Fixing a pond that leaks can be a difficult task. Finding a leak can prove a more elusive task than expected, and many pond owners will spend an entire season trying to track down a leak in a pond liner or prefabricated pond mold. By following a few easy steps, however, you can greatly increase your chances of finding the leak and fixing your pond.
Remove all fish from your pond. Aquatic plants can remain for the first few steps, but any fish in the pond will be under undue stress as you begin to try to locate your leak. Place your fish in another pond, or a tank with an aerator that is outdoors in an area similar in temperature to the pond they came from.
Determine the rate of the leak. You should have an idea as to how many inches the water level falls per day or per week. If necessary, use a rope with a knot per inch, tied to a stone and hanging over the side of your pond.
Pump 10 percent of the water from your pond. Once you have a handle on the rate at which your pond leaks, pump about one tenth of your total pond volume out of the pond. It is fine to estimate this number. You are trying to locate the hole in the liner or mold by narrowing down its location. After pumping 10 percent of your pond's total volume out, wait a few days and keep track of its leak rate.
Notice if the rate of water loss has substantially decreased. A small decrease may be due to a reduction of pressure on the hole, but a substantial decrease or cessation of leak may mean the hole is now above the water level. If this is the case you have narrowed down the location of the hole to a few inches around the circumference of the pond.
Work your way down until you reach the bottom of the pond, stopping when you find your leak stop-point. If the leak does not slow or cease until this point, your leak is in your bottom. Pump the remaining water out, clean out the debris, and begin looking for a puncture.
Patch the leak using approved patch material for the pond liner or mold you have. Prefabricated pond molds are typically ABS or PVC and can be patched using PVC glue or cement. Vinyl liners are trickier, and may require purchasing a patch kit from a store specializing in ponds and aquariums. Allow the patch to set before replacing water.

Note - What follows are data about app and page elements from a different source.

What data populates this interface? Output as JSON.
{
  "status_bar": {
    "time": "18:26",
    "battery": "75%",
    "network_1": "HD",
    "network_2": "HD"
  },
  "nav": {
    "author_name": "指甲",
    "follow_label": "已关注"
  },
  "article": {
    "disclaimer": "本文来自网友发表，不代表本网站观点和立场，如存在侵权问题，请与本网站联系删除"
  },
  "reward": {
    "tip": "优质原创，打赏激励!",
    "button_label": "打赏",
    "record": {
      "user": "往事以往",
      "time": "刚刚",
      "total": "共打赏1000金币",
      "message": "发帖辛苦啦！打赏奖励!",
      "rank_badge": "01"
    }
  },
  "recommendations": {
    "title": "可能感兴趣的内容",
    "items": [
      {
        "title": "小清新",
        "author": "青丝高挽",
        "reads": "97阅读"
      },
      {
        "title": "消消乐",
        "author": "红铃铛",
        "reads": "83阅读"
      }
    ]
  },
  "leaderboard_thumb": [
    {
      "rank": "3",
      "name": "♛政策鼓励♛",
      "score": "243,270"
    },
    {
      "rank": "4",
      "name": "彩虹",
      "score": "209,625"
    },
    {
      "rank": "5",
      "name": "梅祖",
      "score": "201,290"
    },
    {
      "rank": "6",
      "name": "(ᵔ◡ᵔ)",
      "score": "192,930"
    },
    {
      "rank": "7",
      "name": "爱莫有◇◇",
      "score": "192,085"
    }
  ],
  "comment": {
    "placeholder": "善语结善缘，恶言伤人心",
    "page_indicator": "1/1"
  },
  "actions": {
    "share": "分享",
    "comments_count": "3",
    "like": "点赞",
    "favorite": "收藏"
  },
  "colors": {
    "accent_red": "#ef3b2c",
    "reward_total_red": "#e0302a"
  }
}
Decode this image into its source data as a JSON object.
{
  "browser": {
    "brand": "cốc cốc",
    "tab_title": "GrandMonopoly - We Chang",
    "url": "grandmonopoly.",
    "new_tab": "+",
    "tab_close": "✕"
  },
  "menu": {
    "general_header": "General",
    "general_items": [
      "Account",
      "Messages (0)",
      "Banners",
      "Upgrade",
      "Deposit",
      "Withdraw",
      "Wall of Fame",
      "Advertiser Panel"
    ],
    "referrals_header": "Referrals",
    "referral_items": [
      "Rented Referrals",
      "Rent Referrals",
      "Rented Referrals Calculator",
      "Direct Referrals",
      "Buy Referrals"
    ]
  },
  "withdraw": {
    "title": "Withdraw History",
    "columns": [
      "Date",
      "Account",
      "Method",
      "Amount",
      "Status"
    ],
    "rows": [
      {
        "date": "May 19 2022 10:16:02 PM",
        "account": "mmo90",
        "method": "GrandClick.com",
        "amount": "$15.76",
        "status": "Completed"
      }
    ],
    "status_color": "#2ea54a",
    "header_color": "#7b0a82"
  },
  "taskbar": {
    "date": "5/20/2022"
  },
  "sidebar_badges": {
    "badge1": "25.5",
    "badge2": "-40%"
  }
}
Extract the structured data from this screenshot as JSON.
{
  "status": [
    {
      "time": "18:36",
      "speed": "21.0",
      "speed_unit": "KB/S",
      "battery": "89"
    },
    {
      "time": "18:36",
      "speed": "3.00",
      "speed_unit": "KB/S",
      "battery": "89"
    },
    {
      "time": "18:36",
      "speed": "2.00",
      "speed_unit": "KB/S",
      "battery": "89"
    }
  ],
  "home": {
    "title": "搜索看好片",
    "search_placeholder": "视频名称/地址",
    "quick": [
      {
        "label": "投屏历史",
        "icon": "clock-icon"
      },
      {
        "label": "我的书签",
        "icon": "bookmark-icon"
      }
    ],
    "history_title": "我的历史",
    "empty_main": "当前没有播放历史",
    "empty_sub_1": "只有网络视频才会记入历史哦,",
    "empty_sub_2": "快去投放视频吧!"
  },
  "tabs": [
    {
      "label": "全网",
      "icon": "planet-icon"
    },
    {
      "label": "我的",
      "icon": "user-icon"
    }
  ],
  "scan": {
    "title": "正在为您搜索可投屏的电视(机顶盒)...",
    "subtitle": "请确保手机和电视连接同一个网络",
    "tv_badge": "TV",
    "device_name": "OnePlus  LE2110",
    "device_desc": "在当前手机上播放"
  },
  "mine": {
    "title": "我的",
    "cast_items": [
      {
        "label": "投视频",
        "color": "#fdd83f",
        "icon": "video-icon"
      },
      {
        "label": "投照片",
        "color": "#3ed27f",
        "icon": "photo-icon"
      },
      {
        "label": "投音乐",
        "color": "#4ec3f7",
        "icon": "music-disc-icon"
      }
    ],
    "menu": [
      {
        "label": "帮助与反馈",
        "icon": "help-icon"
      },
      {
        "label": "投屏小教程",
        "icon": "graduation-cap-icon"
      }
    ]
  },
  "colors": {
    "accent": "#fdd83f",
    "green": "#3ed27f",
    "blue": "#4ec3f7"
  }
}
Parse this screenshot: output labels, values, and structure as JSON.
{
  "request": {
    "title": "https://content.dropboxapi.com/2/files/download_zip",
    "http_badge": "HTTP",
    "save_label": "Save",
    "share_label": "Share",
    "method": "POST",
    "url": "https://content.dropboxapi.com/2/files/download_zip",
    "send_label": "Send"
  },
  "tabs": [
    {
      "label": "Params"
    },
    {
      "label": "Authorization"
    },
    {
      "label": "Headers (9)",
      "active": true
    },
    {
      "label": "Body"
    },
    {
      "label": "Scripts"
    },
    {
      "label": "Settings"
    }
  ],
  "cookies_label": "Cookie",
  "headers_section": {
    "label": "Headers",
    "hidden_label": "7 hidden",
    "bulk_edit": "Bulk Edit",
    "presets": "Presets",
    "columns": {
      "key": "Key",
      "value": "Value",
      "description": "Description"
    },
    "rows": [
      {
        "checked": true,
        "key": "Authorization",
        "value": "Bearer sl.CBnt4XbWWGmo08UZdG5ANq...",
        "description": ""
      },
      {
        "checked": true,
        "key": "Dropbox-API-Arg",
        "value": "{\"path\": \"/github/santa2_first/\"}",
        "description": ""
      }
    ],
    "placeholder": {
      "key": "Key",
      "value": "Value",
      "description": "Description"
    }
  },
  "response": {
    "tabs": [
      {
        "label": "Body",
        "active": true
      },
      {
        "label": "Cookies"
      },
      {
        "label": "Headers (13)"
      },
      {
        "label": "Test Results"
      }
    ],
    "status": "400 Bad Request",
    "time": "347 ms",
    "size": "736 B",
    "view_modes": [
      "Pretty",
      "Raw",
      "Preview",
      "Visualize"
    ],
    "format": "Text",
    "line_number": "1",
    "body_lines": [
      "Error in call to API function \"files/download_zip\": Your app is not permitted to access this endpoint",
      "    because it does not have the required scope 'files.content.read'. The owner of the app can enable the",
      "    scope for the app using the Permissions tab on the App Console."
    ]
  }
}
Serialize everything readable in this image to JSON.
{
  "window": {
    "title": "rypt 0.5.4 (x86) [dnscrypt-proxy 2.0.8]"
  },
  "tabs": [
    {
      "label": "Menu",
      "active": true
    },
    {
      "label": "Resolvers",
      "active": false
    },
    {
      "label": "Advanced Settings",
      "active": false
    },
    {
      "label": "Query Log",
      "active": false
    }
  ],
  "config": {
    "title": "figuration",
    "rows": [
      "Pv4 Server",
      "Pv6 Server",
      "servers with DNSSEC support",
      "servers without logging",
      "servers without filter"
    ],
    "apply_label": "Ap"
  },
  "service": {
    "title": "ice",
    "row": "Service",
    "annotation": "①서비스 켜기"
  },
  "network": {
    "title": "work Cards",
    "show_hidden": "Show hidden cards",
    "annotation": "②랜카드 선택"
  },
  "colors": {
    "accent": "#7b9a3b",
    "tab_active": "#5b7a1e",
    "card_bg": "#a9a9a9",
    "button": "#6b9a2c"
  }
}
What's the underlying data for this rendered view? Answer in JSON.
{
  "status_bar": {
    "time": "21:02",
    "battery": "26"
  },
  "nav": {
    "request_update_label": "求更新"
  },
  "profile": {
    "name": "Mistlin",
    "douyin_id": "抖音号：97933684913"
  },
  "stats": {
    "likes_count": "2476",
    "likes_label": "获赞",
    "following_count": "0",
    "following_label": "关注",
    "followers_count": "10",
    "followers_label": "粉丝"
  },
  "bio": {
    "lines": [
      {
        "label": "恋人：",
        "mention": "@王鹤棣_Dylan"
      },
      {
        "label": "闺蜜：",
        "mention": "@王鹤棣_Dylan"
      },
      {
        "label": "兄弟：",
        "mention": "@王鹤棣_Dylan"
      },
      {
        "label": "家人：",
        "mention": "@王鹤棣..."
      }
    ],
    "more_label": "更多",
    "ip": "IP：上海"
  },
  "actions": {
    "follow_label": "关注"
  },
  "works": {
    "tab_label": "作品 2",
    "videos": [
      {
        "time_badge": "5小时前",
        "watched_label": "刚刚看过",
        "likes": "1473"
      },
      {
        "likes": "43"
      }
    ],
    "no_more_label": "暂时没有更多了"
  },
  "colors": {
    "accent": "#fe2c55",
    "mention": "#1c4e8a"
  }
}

Refill your pond in the same way you emptied it, 10 percent at a time. If it seems the water level is decreasing again, either your patch is leaking or you have a second leak. Drain and repeat the above steps to find and patch your leak.